Return the data below, unchanged.
---
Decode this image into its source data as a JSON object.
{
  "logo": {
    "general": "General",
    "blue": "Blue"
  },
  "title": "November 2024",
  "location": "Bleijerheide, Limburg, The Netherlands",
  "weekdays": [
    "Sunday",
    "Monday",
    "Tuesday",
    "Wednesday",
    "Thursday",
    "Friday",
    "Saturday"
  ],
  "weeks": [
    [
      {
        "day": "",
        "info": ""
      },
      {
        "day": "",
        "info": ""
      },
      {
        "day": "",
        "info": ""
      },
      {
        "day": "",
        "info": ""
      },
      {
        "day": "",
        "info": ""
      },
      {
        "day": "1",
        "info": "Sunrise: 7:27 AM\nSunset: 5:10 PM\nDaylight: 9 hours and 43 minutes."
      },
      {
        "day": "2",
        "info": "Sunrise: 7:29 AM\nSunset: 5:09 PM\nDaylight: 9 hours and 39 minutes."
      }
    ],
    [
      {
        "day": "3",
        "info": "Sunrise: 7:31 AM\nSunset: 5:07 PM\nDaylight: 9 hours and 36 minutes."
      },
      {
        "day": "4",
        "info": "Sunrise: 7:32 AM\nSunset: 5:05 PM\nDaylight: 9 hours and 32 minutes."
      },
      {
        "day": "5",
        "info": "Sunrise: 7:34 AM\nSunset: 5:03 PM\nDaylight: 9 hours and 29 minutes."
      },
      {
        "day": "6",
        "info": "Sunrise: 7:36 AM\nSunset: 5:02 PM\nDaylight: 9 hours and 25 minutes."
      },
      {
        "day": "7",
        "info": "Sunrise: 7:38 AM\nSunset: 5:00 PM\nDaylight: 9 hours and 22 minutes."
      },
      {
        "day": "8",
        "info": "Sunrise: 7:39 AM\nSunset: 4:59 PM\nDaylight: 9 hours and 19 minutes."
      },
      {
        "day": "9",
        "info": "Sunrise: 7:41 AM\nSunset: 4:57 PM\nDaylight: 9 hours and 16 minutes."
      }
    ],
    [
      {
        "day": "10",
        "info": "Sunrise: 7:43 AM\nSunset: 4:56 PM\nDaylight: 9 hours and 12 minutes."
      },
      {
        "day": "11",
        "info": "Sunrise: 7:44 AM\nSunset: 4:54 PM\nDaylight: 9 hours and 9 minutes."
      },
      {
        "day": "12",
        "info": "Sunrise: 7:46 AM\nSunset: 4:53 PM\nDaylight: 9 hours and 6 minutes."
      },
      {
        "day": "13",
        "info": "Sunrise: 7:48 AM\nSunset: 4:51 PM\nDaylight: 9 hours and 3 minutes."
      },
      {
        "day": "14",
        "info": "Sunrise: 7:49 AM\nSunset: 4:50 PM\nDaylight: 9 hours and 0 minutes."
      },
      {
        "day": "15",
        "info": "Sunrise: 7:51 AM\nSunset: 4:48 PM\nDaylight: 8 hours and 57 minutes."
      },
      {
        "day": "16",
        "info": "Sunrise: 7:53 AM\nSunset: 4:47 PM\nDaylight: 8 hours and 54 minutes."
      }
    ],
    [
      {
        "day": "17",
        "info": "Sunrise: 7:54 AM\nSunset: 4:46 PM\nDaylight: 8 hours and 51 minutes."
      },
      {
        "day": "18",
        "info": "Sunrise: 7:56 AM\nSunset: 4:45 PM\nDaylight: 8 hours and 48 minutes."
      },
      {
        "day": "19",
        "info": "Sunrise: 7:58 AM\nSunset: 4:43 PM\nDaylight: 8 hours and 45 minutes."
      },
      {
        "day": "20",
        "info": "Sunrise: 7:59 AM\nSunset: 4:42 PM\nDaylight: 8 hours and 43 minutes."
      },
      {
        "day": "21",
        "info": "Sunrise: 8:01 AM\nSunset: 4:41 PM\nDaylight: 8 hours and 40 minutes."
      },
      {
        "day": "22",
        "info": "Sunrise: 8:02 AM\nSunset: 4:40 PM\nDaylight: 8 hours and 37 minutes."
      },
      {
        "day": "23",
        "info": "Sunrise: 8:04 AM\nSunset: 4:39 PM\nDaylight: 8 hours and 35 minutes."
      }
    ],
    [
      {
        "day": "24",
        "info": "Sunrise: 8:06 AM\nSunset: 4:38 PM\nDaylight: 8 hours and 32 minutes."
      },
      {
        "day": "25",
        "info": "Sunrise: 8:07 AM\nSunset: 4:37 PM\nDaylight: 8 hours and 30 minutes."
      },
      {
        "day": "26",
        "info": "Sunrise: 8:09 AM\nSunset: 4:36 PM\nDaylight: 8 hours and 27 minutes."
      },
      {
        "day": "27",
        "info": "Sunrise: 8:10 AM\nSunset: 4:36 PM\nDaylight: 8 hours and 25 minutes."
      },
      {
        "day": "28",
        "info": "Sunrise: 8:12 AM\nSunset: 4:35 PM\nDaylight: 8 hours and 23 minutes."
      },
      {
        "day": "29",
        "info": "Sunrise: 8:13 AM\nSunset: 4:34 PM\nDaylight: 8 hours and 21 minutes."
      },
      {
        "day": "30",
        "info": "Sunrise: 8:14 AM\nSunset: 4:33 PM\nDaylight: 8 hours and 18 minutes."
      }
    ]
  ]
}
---
_FINAL ANSWER_
Decode this image into its source data as a JSON object.
{
  "logo": {
    "general": "General",
    "blue": "Blue"
  },
  "title": "November 2024",
  "location": "Bleijerheide, Limburg, The Netherlands",
  "weekdays": [
    "Sunday",
    "Monday",
    "Tuesday",
    "Wednesday",
    "Thursday",
    "Friday",
    "Saturday"
  ],
  "weeks": [
    [
      {
        "day": "",
        "info": ""
      },
      {
        "day": "",
        "info": ""
      },
      {
        "day": "",
        "info": ""
      },
      {
        "day": "",
        "info": ""
      },
      {
        "day": "",
        "info": ""
      },
      {
        "day": "1",
        "info": "Sunrise: 7:27 AM\nSunset: 5:10 PM\nDaylight: 9 hours and 43 minutes."
      },
      {
        "day": "2",
        "info": "Sunrise: 7:29 AM\nSunset: 5:09 PM\nDaylight: 9 hours and 39 minutes."
      }
    ],
    [
      {
        "day": "3",
        "info": "Sunrise: 7:31 AM\nSunset: 5:07 PM\nDaylight: 9 hours and 36 minutes."
      },
      {
        "day": "4",
        "info": "Sunrise: 7:32 AM\nSunset: 5:05 PM\nDaylight: 9 hours and 32 minutes."
      },
      {
        "day": "5",
        "info": "Sunrise: 7:34 AM\nSunset: 5:03 PM\nDaylight: 9 hours and 29 minutes."
      },
      {
        "day": "6",
        "info": "Sunrise: 7:36 AM\nSunset: 5:02 PM\nDaylight: 9 hours and 25 minutes."
      },
      {
        "day": "7",
        "info": "Sunrise: 7:38 AM\nSunset: 5:00 PM\nDaylight: 9 hours and 22 minutes."
      },
      {
        "day": "8",
        "info": "Sunrise: 7:39 AM\nSunset: 4:59 PM\nDaylight: 9 hours and 19 minutes."
      },
      {
        "day": "9",
        "info": "Sunrise: 7:41 AM\nSunset: 4:57 PM\nDaylight: 9 hours and 16 minutes."
      }
    ],
    [
      {
        "day": "10",
        "info": "Sunrise: 7:43 AM\nSunset: 4:56 PM\nDaylight: 9 hours and 12 minutes."
      },
      {
        "day": "11",
        "info": "Sunrise: 7:44 AM\nSunset: 4:54 PM\nDaylight: 9 hours and 9 minutes."
      },
      {
        "day": "12",
        "info": "Sunrise: 7:46 AM\nSunset: 4:53 PM\nDaylight: 9 hours and 6 minutes."
      },
      {
        "day": "13",
        "info": "Sunrise: 7:48 AM\nSunset: 4:51 PM\nDaylight: 9 hours and 3 minutes."
      },
      {
        "day": "14",
        "info": "Sunrise: 7:49 AM\nSunset: 4:50 PM\nDaylight: 9 hours and 0 minutes."
      },
      {
        "day": "15",
        "info": "Sunrise: 7:51 AM\nSunset: 4:48 PM\nDaylight: 8 hours and 57 minutes."
      },
      {
        "day": "16",
        "info": "Sunrise: 7:53 AM\nSunset: 4:47 PM\nDaylight: 8 hours and 54 minutes."
      }
    ],
    [
      {
        "day": "17",
        "info": "Sunrise: 7:54 AM\nSunset: 4:46 PM\nDaylight: 8 hours and 51 minutes."
      },
      {
        "day": "18",
        "info": "Sunrise: 7:56 AM\nSunset: 4:45 PM\nDaylight: 8 hours and 48 minutes."
      },
      {
        "day": "19",
        "info": "Sunrise: 7:58 AM\nSunset: 4:43 PM\nDaylight: 8 hours and 45 minutes."
      },
      {
        "day": "20",
        "info": "Sunrise: 7:59 AM\nSunset: 4:42 PM\nDaylight: 8 hours and 43 minutes."
      },
      {
        "day": "21",
        "info": "Sunrise: 8:01 AM\nSunset: 4:41 PM\nDaylight: 8 hours and 40 minutes."
      },
      {
        "day": "22",
        "info": "Sunrise: 8:02 AM\nSunset: 4:40 PM\nDaylight: 8 hours and 37 minutes."
      },
      {
        "day": "23",
        "info": "Sunrise: 8:04 AM\nSunset: 4:39 PM\nDaylight: 8 hours and 35 minutes."
      }
    ],
    [
      {
        "day": "24",
        "info": "Sunrise: 8:06 AM\nSunset: 4:38 PM\nDaylight: 8 hours and 32 minutes."
      },
      {
        "day": "25",
        "info": "Sunrise: 8:07 AM\nSunset: 4:37 PM\nDaylight: 8 hours and 30 minutes."
      },
      {
        "day": "26",
        "info": "Sunrise: 8:09 AM\nSunset: 4:36 PM\nDaylight: 8 hours and 27 minutes."
      },
      {
        "day": "27",
        "info": "Sunrise: 8:10 AM\nSunset: 4:36 PM\nDaylight: 8 hours and 25 minutes."
      },
      {
        "day": "28",
        "info": "Sunrise: 8:12 AM\nSunset: 4:35 PM\nDaylight: 8 hours and 23 minutes."
      },
      {
        "day": "29",
        "info": "Sunrise: 8:13 AM\nSunset: 4:34 PM\nDaylight: 8 hours and 21 minutes."
      },
      {
        "day": "30",
        "info": "Sunrise: 8:14 AM\nSunset: 4:33 PM\nDaylight: 8 hours and 18 minutes."
      }
    ]
  ]
}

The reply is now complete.